Goal of the exercise
Would you return every entry, exactly as it is written?

Dataset rows for apps and sites:
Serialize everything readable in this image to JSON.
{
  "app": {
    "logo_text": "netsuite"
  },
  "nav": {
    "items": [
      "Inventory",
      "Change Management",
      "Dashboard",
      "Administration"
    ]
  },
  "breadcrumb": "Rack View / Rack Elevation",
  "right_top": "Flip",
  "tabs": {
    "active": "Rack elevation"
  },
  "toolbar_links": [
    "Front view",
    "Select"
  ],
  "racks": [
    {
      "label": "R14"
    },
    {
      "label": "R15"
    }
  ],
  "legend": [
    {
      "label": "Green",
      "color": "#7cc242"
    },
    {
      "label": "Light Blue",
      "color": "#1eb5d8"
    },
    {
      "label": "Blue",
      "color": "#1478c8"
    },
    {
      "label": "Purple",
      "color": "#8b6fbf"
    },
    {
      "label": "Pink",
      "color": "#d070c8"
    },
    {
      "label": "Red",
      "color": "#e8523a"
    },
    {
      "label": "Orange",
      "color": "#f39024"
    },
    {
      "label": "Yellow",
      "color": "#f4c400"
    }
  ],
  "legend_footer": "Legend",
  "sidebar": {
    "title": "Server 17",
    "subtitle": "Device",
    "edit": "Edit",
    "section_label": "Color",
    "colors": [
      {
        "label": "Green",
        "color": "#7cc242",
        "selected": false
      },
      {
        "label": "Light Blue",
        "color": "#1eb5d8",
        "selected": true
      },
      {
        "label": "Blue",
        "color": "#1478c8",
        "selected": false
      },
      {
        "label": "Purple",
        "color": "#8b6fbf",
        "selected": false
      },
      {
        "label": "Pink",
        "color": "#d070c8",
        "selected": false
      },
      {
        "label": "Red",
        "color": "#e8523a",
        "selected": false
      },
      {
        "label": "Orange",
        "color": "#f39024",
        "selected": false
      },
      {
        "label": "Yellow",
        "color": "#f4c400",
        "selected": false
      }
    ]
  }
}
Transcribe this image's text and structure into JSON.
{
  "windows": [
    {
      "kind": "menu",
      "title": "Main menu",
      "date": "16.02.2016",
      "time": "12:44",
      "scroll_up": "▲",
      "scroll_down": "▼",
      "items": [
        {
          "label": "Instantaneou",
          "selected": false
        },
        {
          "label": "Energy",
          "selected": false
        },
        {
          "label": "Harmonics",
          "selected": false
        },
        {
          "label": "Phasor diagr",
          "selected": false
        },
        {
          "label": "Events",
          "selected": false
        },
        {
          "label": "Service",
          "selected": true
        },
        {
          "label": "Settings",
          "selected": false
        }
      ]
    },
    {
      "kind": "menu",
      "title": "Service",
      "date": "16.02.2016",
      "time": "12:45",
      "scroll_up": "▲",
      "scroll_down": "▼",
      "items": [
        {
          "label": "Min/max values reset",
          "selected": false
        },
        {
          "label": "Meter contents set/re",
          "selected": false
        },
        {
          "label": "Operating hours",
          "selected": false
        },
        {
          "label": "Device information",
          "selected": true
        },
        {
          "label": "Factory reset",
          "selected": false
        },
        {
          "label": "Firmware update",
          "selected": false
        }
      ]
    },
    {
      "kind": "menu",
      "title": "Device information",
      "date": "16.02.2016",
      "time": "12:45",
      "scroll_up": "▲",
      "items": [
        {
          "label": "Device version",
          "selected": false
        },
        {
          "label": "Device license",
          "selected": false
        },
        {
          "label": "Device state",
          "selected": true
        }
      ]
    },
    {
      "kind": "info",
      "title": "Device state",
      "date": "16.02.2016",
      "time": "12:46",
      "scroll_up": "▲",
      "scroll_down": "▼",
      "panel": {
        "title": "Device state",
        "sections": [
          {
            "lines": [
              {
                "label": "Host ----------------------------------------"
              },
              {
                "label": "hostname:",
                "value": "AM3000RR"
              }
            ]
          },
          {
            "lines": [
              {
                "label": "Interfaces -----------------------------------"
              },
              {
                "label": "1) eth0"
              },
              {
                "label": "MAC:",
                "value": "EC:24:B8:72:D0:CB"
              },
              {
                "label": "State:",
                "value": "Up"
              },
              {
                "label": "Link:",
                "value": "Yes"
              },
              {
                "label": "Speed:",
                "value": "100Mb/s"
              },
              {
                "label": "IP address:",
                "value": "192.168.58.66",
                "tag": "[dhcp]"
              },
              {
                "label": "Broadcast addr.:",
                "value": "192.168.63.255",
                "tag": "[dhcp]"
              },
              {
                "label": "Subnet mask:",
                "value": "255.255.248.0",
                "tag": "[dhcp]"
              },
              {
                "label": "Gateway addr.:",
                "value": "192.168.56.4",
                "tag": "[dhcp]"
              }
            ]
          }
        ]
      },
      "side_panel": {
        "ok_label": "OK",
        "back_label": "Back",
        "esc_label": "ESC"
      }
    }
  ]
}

Solution to this task
Serialize everything readable in this image to JSON.
{
  "app": {
    "logo_text": "netsuite"
  },
  "nav": {
    "items": [
      "Inventory",
      "Change Management",
      "Dashboard",
      "Administration"
    ]
  },
  "breadcrumb": "Rack View / Rack Elevation",
  "right_top": "Flip",
  "tabs": {
    "active": "Rack elevation"
  },
  "toolbar_links": [
    "Front view",
    "Select"
  ],
  "racks": [
    {
      "label": "R14"
    },
    {
      "label": "R15"
    }
  ],
  "legend": [
    {
      "label": "Green",
      "color": "#7cc242"
    },
    {
      "label": "Light Blue",
      "color": "#1eb5d8"
    },
    {
      "label": "Blue",
      "color": "#1478c8"
    },
    {
      "label": "Purple",
      "color": "#8b6fbf"
    },
    {
      "label": "Pink",
      "color": "#d070c8"
    },
    {
      "label": "Red",
      "color": "#e8523a"
    },
    {
      "label": "Orange",
      "color": "#f39024"
    },
    {
      "label": "Yellow",
      "color": "#f4c400"
    }
  ],
  "legend_footer": "Legend",
  "sidebar": {
    "title": "Server 17",
    "subtitle": "Device",
    "edit": "Edit",
    "section_label": "Color",
    "colors": [
      {
        "label": "Green",
        "color": "#7cc242",
        "selected": false
      },
      {
        "label": "Light Blue",
        "color": "#1eb5d8",
        "selected": true
      },
      {
        "label": "Blue",
        "color": "#1478c8",
        "selected": false
      },
      {
        "label": "Purple",
        "color": "#8b6fbf",
        "selected": false
      },
      {
        "label": "Pink",
        "color": "#d070c8",
        "selected": false
      },
      {
        "label": "Red",
        "color": "#e8523a",
        "selected": false
      },
      {
        "label": "Orange",
        "color": "#f39024",
        "selected": false
      },
      {
        "label": "Yellow",
        "color": "#f4c400",
        "selected": false
      }
    ]
  }
}
Transcribe this image's text and structure into JSON.
{
  "windows": [
    {
      "kind": "menu",
      "title": "Main menu",
      "date": "16.02.2016",
      "time": "12:44",
      "scroll_up": "▲",
      "scroll_down": "▼",
      "items": [
        {
          "label": "Instantaneou",
          "selected": false
        },
        {
          "label": "Energy",
          "selected": false
        },
        {
          "label": "Harmonics",
          "selected": false
        },
        {
          "label": "Phasor diagr",
          "selected": false
        },
        {
          "label": "Events",
          "selected": false
        },
        {
          "label": "Service",
          "selected": true
        },
        {
          "label": "Settings",
          "selected": false
        }
      ]
    },
    {
      "kind": "menu",
      "title": "Service",
      "date": "16.02.2016",
      "time": "12:45",
      "scroll_up": "▲",
      "scroll_down": "▼",
      "items": [
        {
          "label": "Min/max values reset",
          "selected": false
        },
        {
          "label": "Meter contents set/re",
          "selected": false
        },
        {
          "label": "Operating hours",
          "selected": false
        },
        {
          "label": "Device information",
          "selected": true
        },
        {
          "label": "Factory reset",
          "selected": false
        },
        {
          "label": "Firmware update",
          "selected": false
        }
      ]
    },
    {
      "kind": "menu",
      "title": "Device information",
      "date": "16.02.2016",
      "time": "12:45",
      "scroll_up": "▲",
      "items": [
        {
          "label": "Device version",
          "selected": false
        },
        {
          "label": "Device license",
          "selected": false
        },
        {
          "label": "Device state",
          "selected": true
        }
      ]
    },
    {
      "kind": "info",
      "title": "Device state",
      "date": "16.02.2016",
      "time": "12:46",
      "scroll_up": "▲",
      "scroll_down": "▼",
      "panel": {
        "title": "Device state",
        "sections": [
          {
            "lines": [
              {
                "label": "Host ----------------------------------------"
              },
              {
                "label": "hostname:",
                "value": "AM3000RR"
              }
            ]
          },
          {
            "lines": [
              {
                "label": "Interfaces -----------------------------------"
              },
              {
                "label": "1) eth0"
              },
              {
                "label": "MAC:",
                "value": "EC:24:B8:72:D0:CB"
              },
              {
                "label": "State:",
                "value": "Up"
              },
              {
                "label": "Link:",
                "value": "Yes"
              },
              {
                "label": "Speed:",
                "value": "100Mb/s"
              },
              {
                "label": "IP address:",
                "value": "192.168.58.66",
                "tag": "[dhcp]"
              },
              {
                "label": "Broadcast addr.:",
                "value": "192.168.63.255",
                "tag": "[dhcp]"
              },
              {
                "label": "Subnet mask:",
                "value": "255.255.248.0",
                "tag": "[dhcp]"
              },
              {
                "label": "Gateway addr.:",
                "value": "192.168.56.4",
                "tag": "[dhcp]"
              }
            ]
          }
        ]
      },
      "side_panel": {
        "ok_label": "OK",
        "back_label": "Back",
        "esc_label": "ESC"
      }
    }
  ]
}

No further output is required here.